“I sleep like a baby: I wake up every three hours crying.” - Ben Horowitz
Ben Horowitz’s book The Hard Thing About Hard Things is the best description of the experience I’ve read yet. to get a taste, read The Struggle.
Being a founder and CEO forces me to constantly destroy the old person I used to be. He is no longer what I need. He got me to this point, but now the task is to systematically amputate the parts I do not want and grow new ones.
I have bitten off the pieces that I did not want
I have bitten off the pieces that I did not want
- Jann Arden, Saved
This is way beyond “productivity tips” and “life hacking.” It’s self transformation. This is what it means to be committed. The only way through it is through it. It’s often a brutal process.
It’s hard to ask for help because there’s so much to lose. Everyone is looking for the slightest sign of weakness or fault. Honestly admitting a shortcoming could mean not winning a customer or investor, losing an employee.
I’m not alone in the struggle, but I’m lonely. Most founders suffer in silence and isolation. Depression, sickness, addiction, breakdowns and even suicide are the result. It’s rare for founders to break the silence. I’m doing it today because we deserve it.
It’s popular right now to talk about impostor syndrome, but this isn’t impostor syndrome.

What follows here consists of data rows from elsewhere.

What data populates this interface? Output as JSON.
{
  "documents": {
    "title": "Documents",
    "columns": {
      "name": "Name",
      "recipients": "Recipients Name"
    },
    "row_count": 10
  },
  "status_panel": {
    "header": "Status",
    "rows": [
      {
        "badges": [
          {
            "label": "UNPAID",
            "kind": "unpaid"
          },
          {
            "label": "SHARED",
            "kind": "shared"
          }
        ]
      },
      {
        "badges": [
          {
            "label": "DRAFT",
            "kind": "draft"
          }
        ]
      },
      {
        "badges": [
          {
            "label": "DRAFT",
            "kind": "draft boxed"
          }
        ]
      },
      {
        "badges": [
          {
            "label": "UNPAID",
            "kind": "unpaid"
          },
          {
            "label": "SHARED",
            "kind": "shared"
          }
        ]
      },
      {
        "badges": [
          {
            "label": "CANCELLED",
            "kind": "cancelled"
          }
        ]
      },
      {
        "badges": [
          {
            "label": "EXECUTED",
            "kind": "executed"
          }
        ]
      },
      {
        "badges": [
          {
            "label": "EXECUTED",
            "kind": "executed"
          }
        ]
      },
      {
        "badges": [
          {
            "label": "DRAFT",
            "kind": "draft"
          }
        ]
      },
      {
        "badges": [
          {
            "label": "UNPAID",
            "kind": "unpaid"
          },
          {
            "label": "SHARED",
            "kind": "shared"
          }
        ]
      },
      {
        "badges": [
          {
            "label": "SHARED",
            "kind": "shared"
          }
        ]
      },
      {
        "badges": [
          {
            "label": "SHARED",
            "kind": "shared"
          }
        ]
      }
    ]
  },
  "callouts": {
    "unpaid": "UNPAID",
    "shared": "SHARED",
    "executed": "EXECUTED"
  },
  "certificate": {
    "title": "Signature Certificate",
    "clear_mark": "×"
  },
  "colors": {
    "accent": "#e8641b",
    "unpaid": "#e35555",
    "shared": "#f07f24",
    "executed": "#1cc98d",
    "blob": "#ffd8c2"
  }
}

This is real and honest. This is a valid experience. I take comfort knowing that my discomfort with this unnatural experience is an appropriate response to the position I’m in. If you are feeling the same thing, know that you’re not damaged goods.
To cope and adapt, I have to make an effort to help myself and ask others to help me. I begin each day by dedicating myself to the service of something greater than myself. I resolve to be fully alive, present in the moment, and to suppress my self-will. I read sacred literature. I journal. Then I go do my best. I end the day by forgiving myself.
Meditation is a huge part of what keeps me sane. Meditation does not still my mind or stop the intrusive thoughts. It helps me notice and accept what is happening to me, within me, and around me. I worked with an architect, an old man with a lifelong transcendental meditation practice, for years. But I lost it. I had to find a system that actually worked for me. The Headspace book and app helps.
I also ask for help. I’ve reached out to a lot of other founders and talked. They may not know it but they’ve made a huge difference for me. I hope you reach out to me if you need help, too.
I’ve also had to learn to stop trying to do everything myself. I have a team of people who are better at their jobs than I am. I don’t ask them to be my confidantes, but they support me whether they know it or not. And I have advisors, mentors, and a professional coach who make it easier day by day.
It sounds hard. Why do I do it? I do it because of you. You are here for a purpose. You have impact. The world needs you and cannot replace you. You make a difference. But really, I do it for you because doing it for you is doing it for myself. I must be to the world what I want the world to be for me. I get back more than I give. My lows are lower, but my highs are higher too. Thank you. [I wanted to end with a note of inspiration and encouragement, gesturing towards each person’s irreplaceable role in life, but I changed this ending at the last moment.]
I believe that the product, company, and the team serve a greater good. It’s true that it’s hard, but I believe I must be what I want to see in the world. My low times are worse, but my highs are higher. [I chose this ending because I thought the note of encouragement, although important and true, was not consistent with the rest of the talk. The sentiment of the first alternative ending still holds, though.]